[Start of section]

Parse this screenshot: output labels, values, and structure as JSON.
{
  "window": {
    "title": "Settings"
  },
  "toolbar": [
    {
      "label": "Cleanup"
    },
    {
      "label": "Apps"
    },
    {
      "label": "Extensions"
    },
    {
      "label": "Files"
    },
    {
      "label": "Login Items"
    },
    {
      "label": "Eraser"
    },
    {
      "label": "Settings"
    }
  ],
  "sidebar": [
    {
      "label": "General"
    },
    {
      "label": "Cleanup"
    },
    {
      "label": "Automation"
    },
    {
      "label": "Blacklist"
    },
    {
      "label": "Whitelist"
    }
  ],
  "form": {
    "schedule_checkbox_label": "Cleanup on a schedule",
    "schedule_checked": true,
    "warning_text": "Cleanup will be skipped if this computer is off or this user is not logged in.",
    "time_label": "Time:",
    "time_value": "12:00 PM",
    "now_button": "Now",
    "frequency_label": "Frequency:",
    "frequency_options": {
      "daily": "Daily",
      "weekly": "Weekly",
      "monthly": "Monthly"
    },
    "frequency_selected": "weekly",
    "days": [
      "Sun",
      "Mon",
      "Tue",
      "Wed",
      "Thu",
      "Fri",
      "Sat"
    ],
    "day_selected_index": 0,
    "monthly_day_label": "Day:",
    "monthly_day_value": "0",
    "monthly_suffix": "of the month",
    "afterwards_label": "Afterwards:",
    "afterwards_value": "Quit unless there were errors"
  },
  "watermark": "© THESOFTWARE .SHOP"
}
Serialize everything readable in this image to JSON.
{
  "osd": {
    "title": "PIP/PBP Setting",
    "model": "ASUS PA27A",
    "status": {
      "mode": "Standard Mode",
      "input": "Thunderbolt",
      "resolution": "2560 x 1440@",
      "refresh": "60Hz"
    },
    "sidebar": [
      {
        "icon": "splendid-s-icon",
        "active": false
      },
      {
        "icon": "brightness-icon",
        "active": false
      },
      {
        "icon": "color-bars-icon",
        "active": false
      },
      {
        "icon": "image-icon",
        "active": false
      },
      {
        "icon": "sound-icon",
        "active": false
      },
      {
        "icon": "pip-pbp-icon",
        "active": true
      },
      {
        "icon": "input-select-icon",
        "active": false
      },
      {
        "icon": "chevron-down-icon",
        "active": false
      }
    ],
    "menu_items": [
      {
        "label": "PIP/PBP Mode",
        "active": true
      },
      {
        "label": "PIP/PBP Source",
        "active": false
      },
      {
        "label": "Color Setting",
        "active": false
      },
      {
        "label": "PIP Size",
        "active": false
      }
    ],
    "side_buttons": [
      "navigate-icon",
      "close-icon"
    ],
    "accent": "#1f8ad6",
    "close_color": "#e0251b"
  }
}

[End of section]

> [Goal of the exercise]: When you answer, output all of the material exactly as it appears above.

> [Expected answer]:
Parse this screenshot: output labels, values, and structure as JSON.
{
  "window": {
    "title": "Settings"
  },
  "toolbar": [
    {
      "label": "Cleanup"
    },
    {
      "label": "Apps"
    },
    {
      "label": "Extensions"
    },
    {
      "label": "Files"
    },
    {
      "label": "Login Items"
    },
    {
      "label": "Eraser"
    },
    {
      "label": "Settings"
    }
  ],
  "sidebar": [
    {
      "label": "General"
    },
    {
      "label": "Cleanup"
    },
    {
      "label": "Automation"
    },
    {
      "label": "Blacklist"
    },
    {
      "label": "Whitelist"
    }
  ],
  "form": {
    "schedule_checkbox_label": "Cleanup on a schedule",
    "schedule_checked": true,
    "warning_text": "Cleanup will be skipped if this computer is off or this user is not logged in.",
    "time_label": "Time:",
    "time_value": "12:00 PM",
    "now_button": "Now",
    "frequency_label": "Frequency:",
    "frequency_options": {
      "daily": "Daily",
      "weekly": "Weekly",
      "monthly": "Monthly"
    },
    "frequency_selected": "weekly",
    "days": [
      "Sun",
      "Mon",
      "Tue",
      "Wed",
      "Thu",
      "Fri",
      "Sat"
    ],
    "day_selected_index": 0,
    "monthly_day_label": "Day:",
    "monthly_day_value": "0",
    "monthly_suffix": "of the month",
    "afterwards_label": "Afterwards:",
    "afterwards_value": "Quit unless there were errors"
  },
  "watermark": "© THESOFTWARE .SHOP"
}
Serialize everything readable in this image to JSON.
{
  "osd": {
    "title": "PIP/PBP Setting",
    "model": "ASUS PA27A",
    "status": {
      "mode": "Standard Mode",
      "input": "Thunderbolt",
      "resolution": "2560 x 1440@",
      "refresh": "60Hz"
    },
    "sidebar": [
      {
        "icon": "splendid-s-icon",
        "active": false
      },
      {
        "icon": "brightness-icon",
        "active": false
      },
      {
        "icon": "color-bars-icon",
        "active": false
      },
      {
        "icon": "image-icon",
        "active": false
      },
      {
        "icon": "sound-icon",
        "active": false
      },
      {
        "icon": "pip-pbp-icon",
        "active": true
      },
      {
        "icon": "input-select-icon",
        "active": false
      },
      {
        "icon": "chevron-down-icon",
        "active": false
      }
    ],
    "menu_items": [
      {
        "label": "PIP/PBP Mode",
        "active": true
      },
      {
        "label": "PIP/PBP Source",
        "active": false
      },
      {
        "label": "Color Setting",
        "active": false
      },
      {
        "label": "PIP Size",
        "active": false
      }
    ],
    "side_buttons": [
      "navigate-icon",
      "close-icon"
    ],
    "accent": "#1f8ad6",
    "close_color": "#e0251b"
  }
}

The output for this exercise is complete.